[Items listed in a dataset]
= = = =

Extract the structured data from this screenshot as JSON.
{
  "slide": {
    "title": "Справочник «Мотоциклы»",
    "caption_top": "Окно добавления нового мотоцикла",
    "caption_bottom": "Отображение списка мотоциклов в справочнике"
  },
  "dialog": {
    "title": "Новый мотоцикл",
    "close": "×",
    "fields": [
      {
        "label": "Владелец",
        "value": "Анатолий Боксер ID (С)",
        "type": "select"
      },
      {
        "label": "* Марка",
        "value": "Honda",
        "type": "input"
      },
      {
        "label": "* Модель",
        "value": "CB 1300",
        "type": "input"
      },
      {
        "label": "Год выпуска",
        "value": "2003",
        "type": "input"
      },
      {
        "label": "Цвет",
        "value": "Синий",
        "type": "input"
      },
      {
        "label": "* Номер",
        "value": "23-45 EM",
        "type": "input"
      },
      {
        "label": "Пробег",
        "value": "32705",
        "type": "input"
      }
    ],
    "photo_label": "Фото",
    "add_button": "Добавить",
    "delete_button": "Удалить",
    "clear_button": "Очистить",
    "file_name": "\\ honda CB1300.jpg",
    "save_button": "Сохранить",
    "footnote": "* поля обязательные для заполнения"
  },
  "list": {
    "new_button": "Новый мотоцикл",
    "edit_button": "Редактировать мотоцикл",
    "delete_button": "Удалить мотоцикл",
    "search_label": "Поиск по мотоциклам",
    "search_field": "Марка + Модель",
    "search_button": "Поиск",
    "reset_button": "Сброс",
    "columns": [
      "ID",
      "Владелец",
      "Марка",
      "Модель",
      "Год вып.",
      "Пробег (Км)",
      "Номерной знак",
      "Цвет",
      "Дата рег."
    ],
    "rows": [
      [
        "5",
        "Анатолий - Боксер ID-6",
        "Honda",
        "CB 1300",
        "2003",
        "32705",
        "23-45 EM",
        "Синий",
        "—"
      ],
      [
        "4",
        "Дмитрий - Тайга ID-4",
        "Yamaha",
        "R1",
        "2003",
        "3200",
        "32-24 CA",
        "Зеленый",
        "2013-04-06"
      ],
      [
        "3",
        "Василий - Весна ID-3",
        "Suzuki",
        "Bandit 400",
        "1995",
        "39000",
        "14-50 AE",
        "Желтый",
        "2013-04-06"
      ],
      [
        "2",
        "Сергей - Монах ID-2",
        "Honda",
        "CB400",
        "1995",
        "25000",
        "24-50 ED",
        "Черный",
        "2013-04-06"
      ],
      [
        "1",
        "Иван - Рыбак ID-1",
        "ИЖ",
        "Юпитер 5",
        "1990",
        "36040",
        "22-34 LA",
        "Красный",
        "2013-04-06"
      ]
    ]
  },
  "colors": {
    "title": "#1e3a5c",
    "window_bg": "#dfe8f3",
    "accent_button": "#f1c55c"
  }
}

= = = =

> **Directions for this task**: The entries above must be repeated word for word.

> **Exercise answer**:
Extract the structured data from this screenshot as JSON.
{
  "slide": {
    "title": "Справочник «Мотоциклы»",
    "caption_top": "Окно добавления нового мотоцикла",
    "caption_bottom": "Отображение списка мотоциклов в справочнике"
  },
  "dialog": {
    "title": "Новый мотоцикл",
    "close": "×",
    "fields": [
      {
        "label": "Владелец",
        "value": "Анатолий Боксер ID (С)",
        "type": "select"
      },
      {
        "label": "* Марка",
        "value": "Honda",
        "type": "input"
      },
      {
        "label": "* Модель",
        "value": "CB 1300",
        "type": "input"
      },
      {
        "label": "Год выпуска",
        "value": "2003",
        "type": "input"
      },
      {
        "label": "Цвет",
        "value": "Синий",
        "type": "input"
      },
      {
        "label": "* Номер",
        "value": "23-45 EM",
        "type": "input"
      },
      {
        "label": "Пробег",
        "value": "32705",
        "type": "input"
      }
    ],
    "photo_label": "Фото",
    "add_button": "Добавить",
    "delete_button": "Удалить",
    "clear_button": "Очистить",
    "file_name": "\\ honda CB1300.jpg",
    "save_button": "Сохранить",
    "footnote": "* поля обязательные для заполнения"
  },
  "list": {
    "new_button": "Новый мотоцикл",
    "edit_button": "Редактировать мотоцикл",
    "delete_button": "Удалить мотоцикл",
    "search_label": "Поиск по мотоциклам",
    "search_field": "Марка + Модель",
    "search_button": "Поиск",
    "reset_button": "Сброс",
    "columns": [
      "ID",
      "Владелец",
      "Марка",
      "Модель",
      "Год вып.",
      "Пробег (Км)",
      "Номерной знак",
      "Цвет",
      "Дата рег."
    ],
    "rows": [
      [
        "5",
        "Анатолий - Боксер ID-6",
        "Honda",
        "CB 1300",
        "2003",
        "32705",
        "23-45 EM",
        "Синий",
        "—"
      ],
      [
        "4",
        "Дмитрий - Тайга ID-4",
        "Yamaha",
        "R1",
        "2003",
        "3200",
        "32-24 CA",
        "Зеленый",
        "2013-04-06"
      ],
      [
        "3",
        "Василий - Весна ID-3",
        "Suzuki",
        "Bandit 400",
        "1995",
        "39000",
        "14-50 AE",
        "Желтый",
        "2013-04-06"
      ],
      [
        "2",
        "Сергей - Монах ID-2",
        "Honda",
        "CB400",
        "1995",
        "25000",
        "24-50 ED",
        "Черный",
        "2013-04-06"
      ],
      [
        "1",
        "Иван - Рыбак ID-1",
        "ИЖ",
        "Юпитер 5",
        "1990",
        "36040",
        "22-34 LA",
        "Красный",
        "2013-04-06"
      ]
    ]
  },
  "colors": {
    "title": "#1e3a5c",
    "window_bg": "#dfe8f3",
    "accent_button": "#f1c55c"
  }
}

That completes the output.